“It’s why religion got invented and it’s why religion stays invented. What else matters more than not dying? Power? Gold? Sex? A million quid? A billion? A trillion? Really? They won’t buy you an extra minute when you’re number’s up. No, cheating death, cheating ageing, cheating the care home, cheating the mirror and the dug-up corpse’s face like mine that you’ll see in your mirror too […] and sooner than you think: that’s a prize worth the hunting, the taking. That’s the only prize worth hunting.
“And what we want, we dream of. The stage props change down the age, but the dream stays the same: philosophers’ stones; magic fountains in lost Tibetan valleys; lichens that slow the decay of our cells; tanks of liquid whatever that’ll freeze us for a few centuries; computers that’ll store our personalities as ones and zeroes for the rest of time. To call a spade a spade: immortality.”
This shared fascination speaks to Slade House‘s only real weakness: whilst it’s perfectly accessible at the outset—more so, maybe, than any one of Mitchell’s earlier efforts—the longer the novel goes on, the less standalone it seems. Specifically, the last act’s complicity with the complex mythology of The Bone Clocks is such that I’d struggle to recommend what is in the final summation a side story, however clever, to folks who aren’t familiar with its fictional foundations.
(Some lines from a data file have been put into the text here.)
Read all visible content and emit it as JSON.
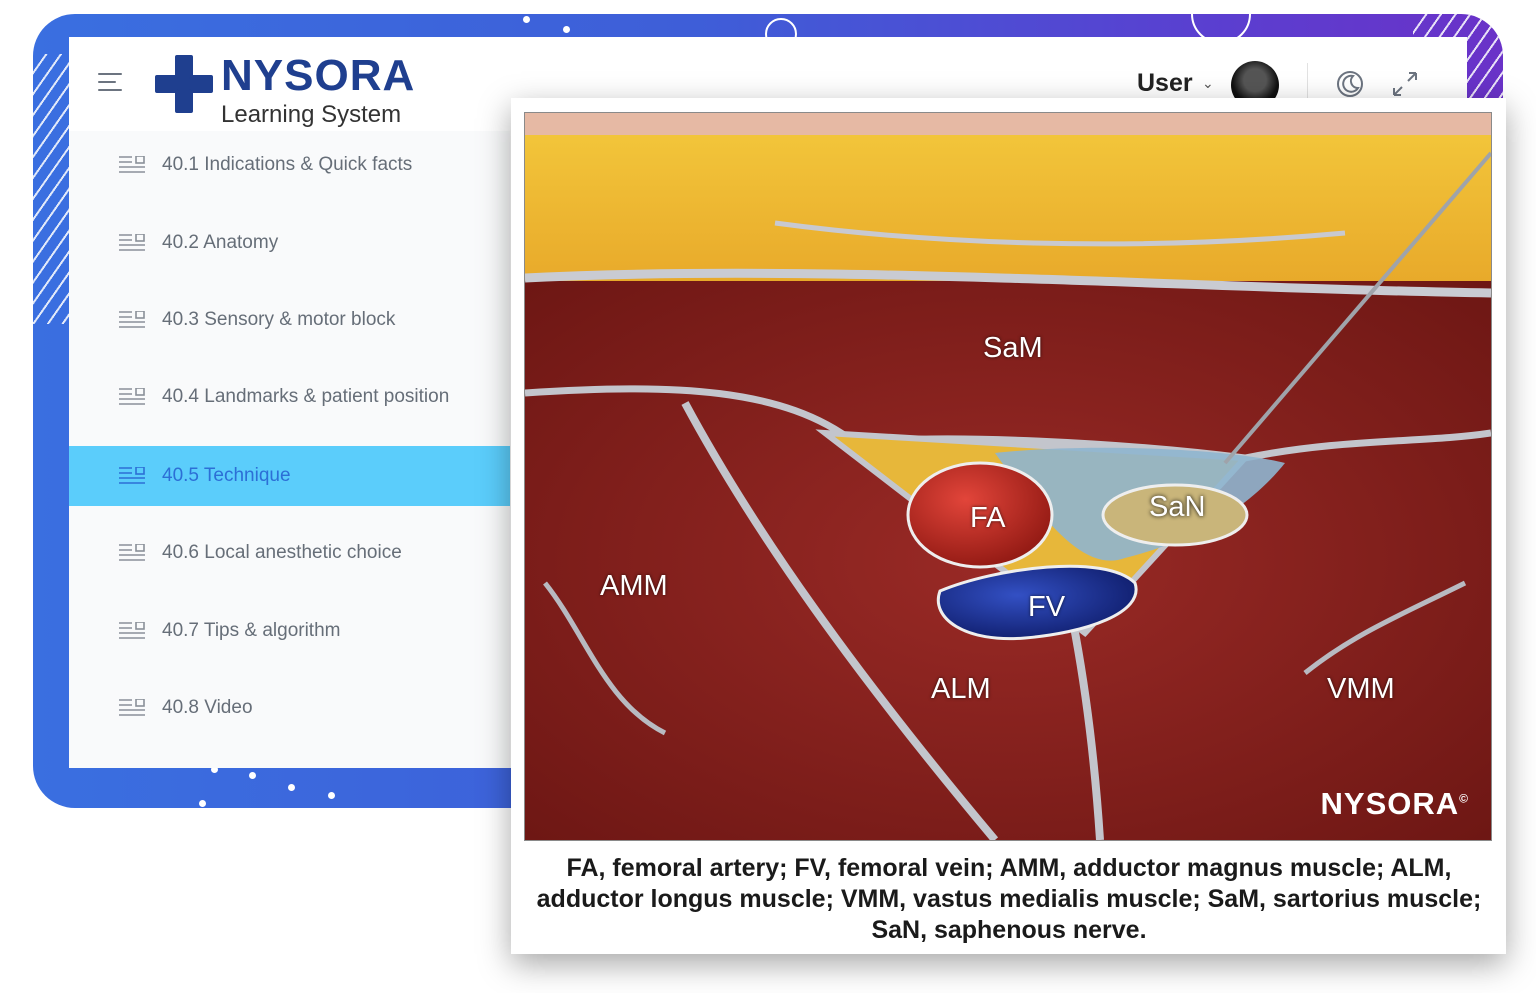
{
  "header": {
    "logo_word": "NYSORA",
    "logo_subtitle": "Learning System",
    "user_label": "User",
    "user_caret": "⌄"
  },
  "sidebar": {
    "items": [
      {
        "label": "40.1 Indications & Quick facts",
        "active": false
      },
      {
        "label": "40.2 Anatomy",
        "active": false
      },
      {
        "label": "40.3 Sensory & motor block",
        "active": false
      },
      {
        "label": "40.4 Landmarks & patient position",
        "active": false
      },
      {
        "label": "40.5 Technique",
        "active": true
      },
      {
        "label": "40.6 Local anesthetic choice",
        "active": false
      },
      {
        "label": "40.7 Tips & algorithm",
        "active": false
      },
      {
        "label": "40.8 Video",
        "active": false
      }
    ]
  },
  "figure": {
    "labels": {
      "sam": "SaM",
      "fa": "FA",
      "san": "SaN",
      "amm": "AMM",
      "fv": "FV",
      "alm": "ALM",
      "vmm": "VMM"
    },
    "watermark": "NYSORA",
    "watermark_mark": "©",
    "caption": "FA, femoral artery; FV, femoral vein; AMM, adductor magnus muscle; ALM, adductor longus muscle; VMM, vastus medialis muscle; SaM, sartorius muscle; SaN, saphenous nerve."
  },
  "icons": {
    "menu": "hamburger-icon",
    "theme": "moon-icon",
    "fullscreen": "expand-icon",
    "nav": "list-icon"
  },
  "colors": {
    "brand": "#1f3f8f",
    "active_nav": "#5bcdfb",
    "active_text": "#2c6fd6",
    "backdrop": "#3e5ed8"
  }
}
If you have read its predecessor, however, you’ll find Slade House worthy of every superlative label applied to that last. Rich in resonance and delicately textured, it boasts a story which comes together incredibly despite the drastic differences between one section and the next, a masterfully imagined setting and a cast of remarkably realised characters, some of whom are likeable and some of whom are, let’s say, less so—as is always the way with Mitchell’s fantastic fiction.
Though it’s only approximately a quarter as long as The Bone Clocks, in this instance, less really may be more.
Slade House is available now from Random House.
Niall Alexander is an extra-curricular English teacher who reads and writes about all things weird and wonderful for The Speculative Scotsman, Strange Horizons, and Tor.com. He lives with about a bazillion books, his better half and a certain sleekit wee beastie in the central belt of bonnie Scotland.